Material supplied Start Marker

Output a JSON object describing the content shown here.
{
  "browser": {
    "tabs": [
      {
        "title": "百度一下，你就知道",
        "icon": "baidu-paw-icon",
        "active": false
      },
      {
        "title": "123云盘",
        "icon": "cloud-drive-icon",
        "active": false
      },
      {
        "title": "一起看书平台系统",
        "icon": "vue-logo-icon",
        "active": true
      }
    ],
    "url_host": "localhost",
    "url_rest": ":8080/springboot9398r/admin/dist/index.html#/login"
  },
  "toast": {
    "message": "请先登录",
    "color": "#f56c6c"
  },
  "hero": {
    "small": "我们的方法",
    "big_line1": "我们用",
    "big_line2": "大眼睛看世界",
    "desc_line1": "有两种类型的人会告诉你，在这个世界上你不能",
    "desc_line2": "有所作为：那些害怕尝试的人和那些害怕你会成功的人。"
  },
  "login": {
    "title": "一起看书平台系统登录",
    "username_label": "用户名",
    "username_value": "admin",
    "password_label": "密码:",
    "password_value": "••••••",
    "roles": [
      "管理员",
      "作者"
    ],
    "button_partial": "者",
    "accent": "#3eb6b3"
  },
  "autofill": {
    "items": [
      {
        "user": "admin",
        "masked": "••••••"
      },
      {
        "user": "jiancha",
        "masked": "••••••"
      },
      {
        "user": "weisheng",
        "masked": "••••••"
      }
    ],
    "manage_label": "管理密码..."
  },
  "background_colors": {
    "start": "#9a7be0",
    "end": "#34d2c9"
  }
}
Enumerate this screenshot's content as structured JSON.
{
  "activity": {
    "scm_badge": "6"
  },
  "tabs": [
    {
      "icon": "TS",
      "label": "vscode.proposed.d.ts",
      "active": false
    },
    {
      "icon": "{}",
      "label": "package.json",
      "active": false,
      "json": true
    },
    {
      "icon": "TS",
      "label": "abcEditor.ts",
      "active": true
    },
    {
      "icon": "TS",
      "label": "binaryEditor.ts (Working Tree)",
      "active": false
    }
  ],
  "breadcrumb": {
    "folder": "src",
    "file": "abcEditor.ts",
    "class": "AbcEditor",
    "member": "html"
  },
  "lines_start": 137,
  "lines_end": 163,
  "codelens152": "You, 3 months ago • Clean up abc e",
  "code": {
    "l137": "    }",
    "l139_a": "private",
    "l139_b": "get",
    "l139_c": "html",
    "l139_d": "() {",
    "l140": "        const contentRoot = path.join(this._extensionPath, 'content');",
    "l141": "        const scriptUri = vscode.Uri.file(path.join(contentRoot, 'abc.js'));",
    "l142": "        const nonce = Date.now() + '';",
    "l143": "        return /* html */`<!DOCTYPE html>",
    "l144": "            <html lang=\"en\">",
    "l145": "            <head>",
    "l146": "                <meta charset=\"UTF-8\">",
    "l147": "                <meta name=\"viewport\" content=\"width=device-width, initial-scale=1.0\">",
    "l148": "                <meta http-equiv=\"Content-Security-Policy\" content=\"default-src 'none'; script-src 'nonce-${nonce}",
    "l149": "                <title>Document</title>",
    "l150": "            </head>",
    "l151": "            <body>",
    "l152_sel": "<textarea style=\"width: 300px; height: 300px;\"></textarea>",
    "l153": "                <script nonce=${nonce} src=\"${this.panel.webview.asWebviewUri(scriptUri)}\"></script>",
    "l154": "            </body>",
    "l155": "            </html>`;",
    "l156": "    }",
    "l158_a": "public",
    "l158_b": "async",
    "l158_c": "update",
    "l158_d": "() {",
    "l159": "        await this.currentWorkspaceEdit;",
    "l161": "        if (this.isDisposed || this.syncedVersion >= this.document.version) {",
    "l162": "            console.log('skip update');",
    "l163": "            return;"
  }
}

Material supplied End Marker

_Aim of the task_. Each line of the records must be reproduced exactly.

_Solution to the problem_.
Output a JSON object describing the content shown here.
{
  "browser": {
    "tabs": [
      {
        "title": "百度一下，你就知道",
        "icon": "baidu-paw-icon",
        "active": false
      },
      {
        "title": "123云盘",
        "icon": "cloud-drive-icon",
        "active": false
      },
      {
        "title": "一起看书平台系统",
        "icon": "vue-logo-icon",
        "active": true
      }
    ],
    "url_host": "localhost",
    "url_rest": ":8080/springboot9398r/admin/dist/index.html#/login"
  },
  "toast": {
    "message": "请先登录",
    "color": "#f56c6c"
  },
  "hero": {
    "small": "我们的方法",
    "big_line1": "我们用",
    "big_line2": "大眼睛看世界",
    "desc_line1": "有两种类型的人会告诉你，在这个世界上你不能",
    "desc_line2": "有所作为：那些害怕尝试的人和那些害怕你会成功的人。"
  },
  "login": {
    "title": "一起看书平台系统登录",
    "username_label": "用户名",
    "username_value": "admin",
    "password_label": "密码:",
    "password_value": "••••••",
    "roles": [
      "管理员",
      "作者"
    ],
    "button_partial": "者",
    "accent": "#3eb6b3"
  },
  "autofill": {
    "items": [
      {
        "user": "admin",
        "masked": "••••••"
      },
      {
        "user": "jiancha",
        "masked": "••••••"
      },
      {
        "user": "weisheng",
        "masked": "••••••"
      }
    ],
    "manage_label": "管理密码..."
  },
  "background_colors": {
    "start": "#9a7be0",
    "end": "#34d2c9"
  }
}
Enumerate this screenshot's content as structured JSON.
{
  "activity": {
    "scm_badge": "6"
  },
  "tabs": [
    {
      "icon": "TS",
      "label": "vscode.proposed.d.ts",
      "active": false
    },
    {
      "icon": "{}",
      "label": "package.json",
      "active": false,
      "json": true
    },
    {
      "icon": "TS",
      "label": "abcEditor.ts",
      "active": true
    },
    {
      "icon": "TS",
      "label": "binaryEditor.ts (Working Tree)",
      "active": false
    }
  ],
  "breadcrumb": {
    "folder": "src",
    "file": "abcEditor.ts",
    "class": "AbcEditor",
    "member": "html"
  },
  "lines_start": 137,
  "lines_end": 163,
  "codelens152": "You, 3 months ago • Clean up abc e",
  "code": {
    "l137": "    }",
    "l139_a": "private",
    "l139_b": "get",
    "l139_c": "html",
    "l139_d": "() {",
    "l140": "        const contentRoot = path.join(this._extensionPath, 'content');",
    "l141": "        const scriptUri = vscode.Uri.file(path.join(contentRoot, 'abc.js'));",
    "l142": "        const nonce = Date.now() + '';",
    "l143": "        return /* html */`<!DOCTYPE html>",
    "l144": "            <html lang=\"en\">",
    "l145": "            <head>",
    "l146": "                <meta charset=\"UTF-8\">",
    "l147": "                <meta name=\"viewport\" content=\"width=device-width, initial-scale=1.0\">",
    "l148": "                <meta http-equiv=\"Content-Security-Policy\" content=\"default-src 'none'; script-src 'nonce-${nonce}",
    "l149": "                <title>Document</title>",
    "l150": "            </head>",
    "l151": "            <body>",
    "l152_sel": "<textarea style=\"width: 300px; height: 300px;\"></textarea>",
    "l153": "                <script nonce=${nonce} src=\"${this.panel.webview.asWebviewUri(scriptUri)}\"></script>",
    "l154": "            </body>",
    "l155": "            </html>`;",
    "l156": "    }",
    "l158_a": "public",
    "l158_b": "async",
    "l158_c": "update",
    "l158_d": "() {",
    "l159": "        await this.currentWorkspaceEdit;",
    "l161": "        if (this.isDisposed || this.syncedVersion >= this.document.version) {",
    "l162": "            console.log('skip update');",
    "l163": "            return;"
  }
}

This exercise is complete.